■ What you are asked to do ■
In the entries that follow, which lines hold the string "username"? List them.

(Items from an interface collection)
************

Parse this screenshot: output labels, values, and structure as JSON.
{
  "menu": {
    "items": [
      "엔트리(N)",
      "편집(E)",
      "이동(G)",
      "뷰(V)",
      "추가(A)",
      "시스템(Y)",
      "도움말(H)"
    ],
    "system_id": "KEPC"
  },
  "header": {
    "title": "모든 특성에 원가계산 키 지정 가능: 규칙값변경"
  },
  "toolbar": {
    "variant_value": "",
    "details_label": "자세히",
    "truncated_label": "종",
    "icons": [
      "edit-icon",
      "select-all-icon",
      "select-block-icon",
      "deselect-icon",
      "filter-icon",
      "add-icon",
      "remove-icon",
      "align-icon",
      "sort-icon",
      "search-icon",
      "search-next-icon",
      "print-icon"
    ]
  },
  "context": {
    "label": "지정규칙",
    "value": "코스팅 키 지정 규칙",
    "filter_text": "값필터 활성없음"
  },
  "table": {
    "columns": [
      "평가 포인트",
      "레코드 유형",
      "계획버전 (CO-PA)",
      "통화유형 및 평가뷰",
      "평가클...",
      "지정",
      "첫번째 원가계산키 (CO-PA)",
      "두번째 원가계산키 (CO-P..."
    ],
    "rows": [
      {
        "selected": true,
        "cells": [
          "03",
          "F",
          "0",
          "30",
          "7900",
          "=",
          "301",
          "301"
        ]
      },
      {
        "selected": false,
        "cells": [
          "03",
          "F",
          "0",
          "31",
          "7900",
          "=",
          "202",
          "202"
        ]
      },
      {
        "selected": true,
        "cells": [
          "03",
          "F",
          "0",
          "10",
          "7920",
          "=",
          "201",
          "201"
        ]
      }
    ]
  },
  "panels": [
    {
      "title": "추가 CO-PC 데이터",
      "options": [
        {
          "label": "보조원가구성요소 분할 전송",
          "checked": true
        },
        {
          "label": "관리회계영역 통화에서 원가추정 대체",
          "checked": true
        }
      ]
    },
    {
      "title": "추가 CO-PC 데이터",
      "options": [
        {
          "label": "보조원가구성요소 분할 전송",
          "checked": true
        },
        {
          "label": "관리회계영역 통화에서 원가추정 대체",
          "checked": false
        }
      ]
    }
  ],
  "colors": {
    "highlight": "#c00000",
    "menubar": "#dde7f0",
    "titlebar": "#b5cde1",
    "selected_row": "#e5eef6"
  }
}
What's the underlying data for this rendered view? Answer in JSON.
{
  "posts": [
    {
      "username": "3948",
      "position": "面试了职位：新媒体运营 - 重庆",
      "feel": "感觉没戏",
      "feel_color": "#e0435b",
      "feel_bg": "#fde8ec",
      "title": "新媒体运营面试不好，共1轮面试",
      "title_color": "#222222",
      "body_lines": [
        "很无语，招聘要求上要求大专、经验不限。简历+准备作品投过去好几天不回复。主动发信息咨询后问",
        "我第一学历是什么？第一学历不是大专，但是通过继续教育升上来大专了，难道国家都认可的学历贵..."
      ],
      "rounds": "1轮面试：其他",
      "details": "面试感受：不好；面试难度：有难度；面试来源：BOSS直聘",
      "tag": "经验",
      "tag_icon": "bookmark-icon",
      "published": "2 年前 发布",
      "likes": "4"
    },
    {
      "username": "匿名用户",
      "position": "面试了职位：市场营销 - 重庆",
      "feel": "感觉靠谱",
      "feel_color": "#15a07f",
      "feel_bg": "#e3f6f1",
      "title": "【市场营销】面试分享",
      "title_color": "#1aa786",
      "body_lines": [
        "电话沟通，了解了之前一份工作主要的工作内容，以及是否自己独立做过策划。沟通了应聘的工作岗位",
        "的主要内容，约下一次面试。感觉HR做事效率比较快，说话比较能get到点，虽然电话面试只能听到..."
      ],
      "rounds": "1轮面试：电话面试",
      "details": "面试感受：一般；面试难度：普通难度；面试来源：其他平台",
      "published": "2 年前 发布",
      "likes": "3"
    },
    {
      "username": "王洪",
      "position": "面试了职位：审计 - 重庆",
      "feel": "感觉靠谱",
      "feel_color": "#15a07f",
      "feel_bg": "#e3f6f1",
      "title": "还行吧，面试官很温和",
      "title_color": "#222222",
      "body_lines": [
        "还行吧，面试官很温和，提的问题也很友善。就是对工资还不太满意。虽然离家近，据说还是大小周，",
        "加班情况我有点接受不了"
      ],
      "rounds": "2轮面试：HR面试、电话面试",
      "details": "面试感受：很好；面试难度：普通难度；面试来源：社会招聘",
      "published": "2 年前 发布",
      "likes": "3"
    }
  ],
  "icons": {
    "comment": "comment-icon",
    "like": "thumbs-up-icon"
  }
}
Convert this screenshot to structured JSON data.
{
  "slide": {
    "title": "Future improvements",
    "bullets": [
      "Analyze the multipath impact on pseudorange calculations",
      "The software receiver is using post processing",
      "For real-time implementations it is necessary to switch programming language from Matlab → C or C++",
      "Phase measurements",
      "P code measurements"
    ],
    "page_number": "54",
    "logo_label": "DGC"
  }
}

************

■ Answer to this task ■
      "username": "3948",
      "username": "匿名用户",
      "username": "王洪",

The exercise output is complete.